Doctor who linked MMR vaccine with autism struck from UK medical register
A British doctor who linked the measles, mumps and rubella (MMR) vaccine with autism was struck off the medical register Monday after being found guilty of serious professional misconduct.
The General Medical Council (GMC) found Andrew Wakefield, 53, had acted in a way that was “dishonest”, “misleading” and “irresponsible” while conducting research on a possible link between the vaccine, bowel disease and autism.
Wakefield’s 1998 study in The Lancet medical journal in which he linked MMR and autism sparked huge controversy, and despite experts and governments insisting the jab was safe, caused a huge slump in the vaccination rate.
The Lancet retracted the article earlier this year after the GMC ruled Wakefield had acted “dishonestly” while carrying out his research.
The doctor, who was an honorary consultant in experimental gastroenterology at London’s Royal Free Hospital at the time of his research, said he had had consent for using the children involved in his study and would appeal.
“I will be appealing,” he told Sky News television.
In a separate statement, he said the case against him and his retired 73-year-old colleague, Professor John Walker-Smith, who was also struck off Monday, was an attempt to silence him.
“In reporting their findings the GMC panel sought to deny that the case against me and my colleagues is related to issues of MMR vaccine safety and specifically, the role of this vaccine in causing autism,” he said.
“This is not in fact the case.
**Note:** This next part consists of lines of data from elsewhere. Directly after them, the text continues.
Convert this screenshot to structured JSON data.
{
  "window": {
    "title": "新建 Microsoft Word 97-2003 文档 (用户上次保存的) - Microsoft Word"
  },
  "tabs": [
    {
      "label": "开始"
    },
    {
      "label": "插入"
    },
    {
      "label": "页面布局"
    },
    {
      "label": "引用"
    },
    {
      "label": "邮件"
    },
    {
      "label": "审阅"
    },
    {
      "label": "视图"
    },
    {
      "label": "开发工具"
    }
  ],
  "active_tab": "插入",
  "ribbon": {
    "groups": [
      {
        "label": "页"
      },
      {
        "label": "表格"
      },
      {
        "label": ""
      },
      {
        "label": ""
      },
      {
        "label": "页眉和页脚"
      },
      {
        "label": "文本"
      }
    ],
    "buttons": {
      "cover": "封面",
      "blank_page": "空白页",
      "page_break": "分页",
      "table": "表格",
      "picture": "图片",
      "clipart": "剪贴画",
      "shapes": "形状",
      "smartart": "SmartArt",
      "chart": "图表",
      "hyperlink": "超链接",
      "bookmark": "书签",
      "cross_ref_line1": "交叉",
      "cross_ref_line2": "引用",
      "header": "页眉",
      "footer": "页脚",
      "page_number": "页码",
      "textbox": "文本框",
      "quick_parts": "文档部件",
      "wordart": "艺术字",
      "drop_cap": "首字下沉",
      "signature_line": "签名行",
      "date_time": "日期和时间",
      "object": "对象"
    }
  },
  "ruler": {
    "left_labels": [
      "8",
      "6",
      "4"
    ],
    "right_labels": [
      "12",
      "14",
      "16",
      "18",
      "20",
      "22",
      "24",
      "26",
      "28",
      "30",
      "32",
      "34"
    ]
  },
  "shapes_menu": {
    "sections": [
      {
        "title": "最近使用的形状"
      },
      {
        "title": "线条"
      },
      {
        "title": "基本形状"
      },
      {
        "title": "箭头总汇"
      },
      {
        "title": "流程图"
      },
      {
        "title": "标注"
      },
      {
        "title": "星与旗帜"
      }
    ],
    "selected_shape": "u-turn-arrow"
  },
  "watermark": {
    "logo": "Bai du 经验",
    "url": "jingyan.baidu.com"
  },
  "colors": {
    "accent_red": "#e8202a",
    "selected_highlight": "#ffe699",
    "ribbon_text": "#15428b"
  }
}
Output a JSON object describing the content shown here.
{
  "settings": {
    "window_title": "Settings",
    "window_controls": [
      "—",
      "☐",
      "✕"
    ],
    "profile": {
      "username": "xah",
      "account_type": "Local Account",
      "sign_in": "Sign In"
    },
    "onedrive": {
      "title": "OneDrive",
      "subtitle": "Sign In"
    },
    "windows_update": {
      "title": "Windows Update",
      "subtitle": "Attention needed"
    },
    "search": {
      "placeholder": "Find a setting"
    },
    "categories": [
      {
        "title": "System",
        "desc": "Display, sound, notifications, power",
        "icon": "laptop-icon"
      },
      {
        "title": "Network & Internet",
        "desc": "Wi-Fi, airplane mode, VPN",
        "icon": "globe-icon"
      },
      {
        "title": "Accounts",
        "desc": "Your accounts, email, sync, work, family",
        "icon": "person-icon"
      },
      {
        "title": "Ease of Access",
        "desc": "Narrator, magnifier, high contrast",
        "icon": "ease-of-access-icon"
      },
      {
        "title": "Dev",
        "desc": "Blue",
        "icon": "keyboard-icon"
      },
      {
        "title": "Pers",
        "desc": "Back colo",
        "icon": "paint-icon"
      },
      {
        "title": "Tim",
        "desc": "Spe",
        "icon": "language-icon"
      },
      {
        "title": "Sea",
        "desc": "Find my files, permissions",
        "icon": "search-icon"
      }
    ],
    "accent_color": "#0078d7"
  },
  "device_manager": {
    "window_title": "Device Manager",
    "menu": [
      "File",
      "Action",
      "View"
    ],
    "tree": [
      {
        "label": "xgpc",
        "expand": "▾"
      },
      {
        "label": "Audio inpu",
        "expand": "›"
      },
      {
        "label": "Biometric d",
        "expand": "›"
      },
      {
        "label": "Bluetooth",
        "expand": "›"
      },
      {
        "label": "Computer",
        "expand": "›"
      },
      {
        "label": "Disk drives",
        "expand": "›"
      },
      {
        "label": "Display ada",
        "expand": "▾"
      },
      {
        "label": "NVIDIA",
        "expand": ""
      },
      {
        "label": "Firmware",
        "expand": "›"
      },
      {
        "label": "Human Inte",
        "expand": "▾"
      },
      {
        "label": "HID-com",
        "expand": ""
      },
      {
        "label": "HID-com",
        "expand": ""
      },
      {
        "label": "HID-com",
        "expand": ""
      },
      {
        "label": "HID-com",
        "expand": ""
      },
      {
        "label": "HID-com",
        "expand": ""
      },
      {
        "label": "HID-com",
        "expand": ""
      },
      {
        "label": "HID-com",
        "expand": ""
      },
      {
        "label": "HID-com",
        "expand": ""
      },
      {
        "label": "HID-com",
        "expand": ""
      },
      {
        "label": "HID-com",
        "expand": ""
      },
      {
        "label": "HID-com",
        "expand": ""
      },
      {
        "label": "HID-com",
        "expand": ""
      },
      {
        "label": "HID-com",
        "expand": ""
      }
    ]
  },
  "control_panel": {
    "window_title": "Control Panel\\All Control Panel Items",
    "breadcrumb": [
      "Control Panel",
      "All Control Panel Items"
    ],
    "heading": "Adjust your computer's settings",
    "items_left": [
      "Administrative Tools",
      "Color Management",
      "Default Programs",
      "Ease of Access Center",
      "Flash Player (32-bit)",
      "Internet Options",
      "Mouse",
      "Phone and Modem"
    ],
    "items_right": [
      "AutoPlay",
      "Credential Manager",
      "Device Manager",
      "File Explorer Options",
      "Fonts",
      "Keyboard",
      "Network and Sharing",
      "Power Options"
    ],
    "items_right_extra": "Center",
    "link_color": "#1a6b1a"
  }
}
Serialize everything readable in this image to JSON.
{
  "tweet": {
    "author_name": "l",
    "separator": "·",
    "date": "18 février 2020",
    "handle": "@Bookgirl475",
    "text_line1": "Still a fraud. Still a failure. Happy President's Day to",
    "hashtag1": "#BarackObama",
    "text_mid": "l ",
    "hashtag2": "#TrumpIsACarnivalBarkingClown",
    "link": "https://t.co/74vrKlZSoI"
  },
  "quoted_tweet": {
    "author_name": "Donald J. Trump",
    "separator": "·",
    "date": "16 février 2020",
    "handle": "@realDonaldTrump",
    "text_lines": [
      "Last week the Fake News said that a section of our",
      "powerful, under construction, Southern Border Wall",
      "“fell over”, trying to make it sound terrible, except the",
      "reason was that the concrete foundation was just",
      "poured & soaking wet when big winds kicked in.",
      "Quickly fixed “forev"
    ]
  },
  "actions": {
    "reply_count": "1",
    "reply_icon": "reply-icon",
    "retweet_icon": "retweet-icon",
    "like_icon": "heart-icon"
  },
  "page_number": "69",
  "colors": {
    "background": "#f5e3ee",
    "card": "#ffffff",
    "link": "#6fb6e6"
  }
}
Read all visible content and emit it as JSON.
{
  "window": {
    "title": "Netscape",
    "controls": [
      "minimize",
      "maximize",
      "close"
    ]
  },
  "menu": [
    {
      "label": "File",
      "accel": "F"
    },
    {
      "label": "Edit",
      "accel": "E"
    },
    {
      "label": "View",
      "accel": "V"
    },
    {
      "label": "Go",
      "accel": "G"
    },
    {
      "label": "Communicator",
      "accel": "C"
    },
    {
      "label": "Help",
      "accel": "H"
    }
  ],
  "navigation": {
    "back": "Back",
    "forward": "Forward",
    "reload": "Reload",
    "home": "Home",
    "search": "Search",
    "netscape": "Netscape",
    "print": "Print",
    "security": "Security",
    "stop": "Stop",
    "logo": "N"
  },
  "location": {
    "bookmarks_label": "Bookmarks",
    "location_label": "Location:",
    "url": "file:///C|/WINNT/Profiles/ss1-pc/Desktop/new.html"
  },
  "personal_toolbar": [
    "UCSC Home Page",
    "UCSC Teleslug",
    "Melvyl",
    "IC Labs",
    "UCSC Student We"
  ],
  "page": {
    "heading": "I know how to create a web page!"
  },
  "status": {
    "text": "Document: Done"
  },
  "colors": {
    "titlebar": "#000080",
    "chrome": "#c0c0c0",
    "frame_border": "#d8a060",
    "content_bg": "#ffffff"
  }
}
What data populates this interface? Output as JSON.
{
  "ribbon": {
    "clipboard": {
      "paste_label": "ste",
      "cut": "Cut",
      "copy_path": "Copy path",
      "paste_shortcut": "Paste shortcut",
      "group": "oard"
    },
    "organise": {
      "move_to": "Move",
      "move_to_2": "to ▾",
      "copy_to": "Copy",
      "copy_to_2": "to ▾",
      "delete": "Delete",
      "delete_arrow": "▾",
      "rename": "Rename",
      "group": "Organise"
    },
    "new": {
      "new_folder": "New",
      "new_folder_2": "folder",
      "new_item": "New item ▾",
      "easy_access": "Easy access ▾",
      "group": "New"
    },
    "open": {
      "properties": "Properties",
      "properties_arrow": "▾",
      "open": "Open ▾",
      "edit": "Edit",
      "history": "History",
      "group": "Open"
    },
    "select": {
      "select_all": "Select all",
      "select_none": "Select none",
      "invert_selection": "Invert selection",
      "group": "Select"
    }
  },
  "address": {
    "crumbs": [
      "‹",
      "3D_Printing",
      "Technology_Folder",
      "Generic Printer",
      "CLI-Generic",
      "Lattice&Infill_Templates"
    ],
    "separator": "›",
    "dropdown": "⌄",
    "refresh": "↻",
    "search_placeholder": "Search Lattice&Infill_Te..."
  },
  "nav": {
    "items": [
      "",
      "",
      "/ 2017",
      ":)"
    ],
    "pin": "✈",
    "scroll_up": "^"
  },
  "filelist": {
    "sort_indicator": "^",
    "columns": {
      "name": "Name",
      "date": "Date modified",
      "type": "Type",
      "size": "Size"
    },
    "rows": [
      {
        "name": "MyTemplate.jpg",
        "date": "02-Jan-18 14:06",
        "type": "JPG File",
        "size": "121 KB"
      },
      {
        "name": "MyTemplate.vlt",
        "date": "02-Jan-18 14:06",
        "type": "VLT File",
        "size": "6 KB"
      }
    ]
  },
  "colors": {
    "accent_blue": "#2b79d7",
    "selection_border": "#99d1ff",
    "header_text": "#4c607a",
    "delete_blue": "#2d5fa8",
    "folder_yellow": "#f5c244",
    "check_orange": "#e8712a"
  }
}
Efforts to discredit and silence me through the GMC process have provided a screen to shield the government from exposure on the (Pluserix) MMR vaccine scandal.”
Another colleague, Professor Simon Murch, was found not guilty.
The GMC panel heard how Wakefield had ordered some children in his care to undergo unnecessary colonoscopies, lumbar punctures (spinal taps), barium meals, blood and urine tests and brain scans as part of his research.
The doctor also took blood from his son’s friends at a birthday party, paying the youngsters five pounds (seven dollars, six euros) each.
“The panel concluded that Dr. Wakefield’s conduct not only collectively amounts to serious professional misconduct over a timeframe from 1996 to 1999 but also, considered individually, constitutes multiple separate instances of serious professional misconduct,” panel chairman Dr. Surendra Kumar said.
Professor Terence Stephenson, president of the Royal College of Paediatrics and Child Health, said the suggestion of a link between autism and MMR had done “untold damage” to Britain’s vaccination programme.
“We cannot stress too strongly that all children and young people should have the MMR vaccine. Overwhelming scientific evidence shows that it is safe,” he said.